Extracted material:
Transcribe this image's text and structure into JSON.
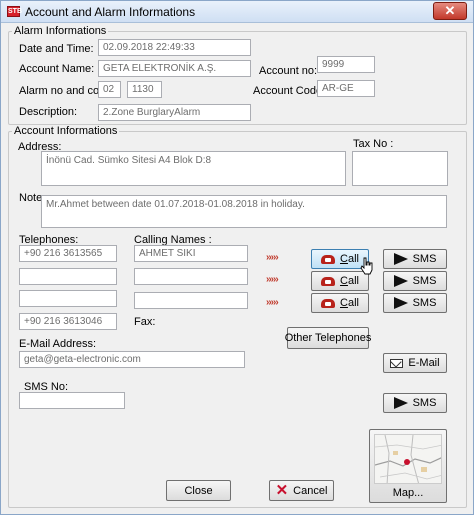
{
  "window": {
    "title": "Account and Alarm Informations",
    "app_icon_text": "STB",
    "close_glyph": "✕"
  },
  "alarm_group": {
    "legend": "Alarm Informations",
    "date_label": "Date and Time:",
    "date_value": "02.09.2018 22:49:33",
    "account_name_label": "Account Name:",
    "account_name_value": "GETA ELEKTRONİK A.Ş.",
    "account_no_label": "Account no:",
    "account_no_value": "9999",
    "alarm_no_label": "Alarm no and code:",
    "alarm_no_value": "02",
    "alarm_code_value": "1130",
    "account_code_label": "Account Code:",
    "account_code_value": "AR-GE",
    "description_label": "Description:",
    "description_value": "2.Zone BurglaryAlarm"
  },
  "account_group": {
    "legend": "Account Informations",
    "address_label": "Address:",
    "address_value": "İnönü Cad. Sümko Sitesi A4 Blok D:8",
    "tax_label": "Tax No :",
    "tax_value": "",
    "note_label": "Note:",
    "note_value": "Mr.Ahmet between date 01.07.2018-01.08.2018 in holiday.",
    "telephones_label": "Telephones:",
    "calling_names_label": "Calling Names :",
    "phones": [
      "+90 216 3613565",
      "",
      ""
    ],
    "calling_names": [
      "AHMET SIKI",
      "",
      ""
    ],
    "arrows": "›››››",
    "fax_value": "+90 216 3613046",
    "fax_label": "Fax:",
    "other_telephones_label": "Other Telephones",
    "email_label": "E-Mail Address:",
    "email_value": "geta@geta-electronic.com",
    "email_button_label": "E-Mail",
    "sms_no_label": "SMS No:",
    "sms_no_value": ""
  },
  "buttons": {
    "call_label": "Call",
    "sms_label": "SMS",
    "close_label": "Close",
    "cancel_label": "Cancel",
    "map_label": "Map..."
  },
  "colors": {
    "accent": "#3c7fb1",
    "arrow_red": "#c0392b",
    "cancel_red": "#c8102e"
  }
}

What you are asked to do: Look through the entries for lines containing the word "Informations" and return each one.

Answer below:
    "title": "Account and Alarm Informations",
    "legend": "Alarm Informations",
    "legend": "Account Informations",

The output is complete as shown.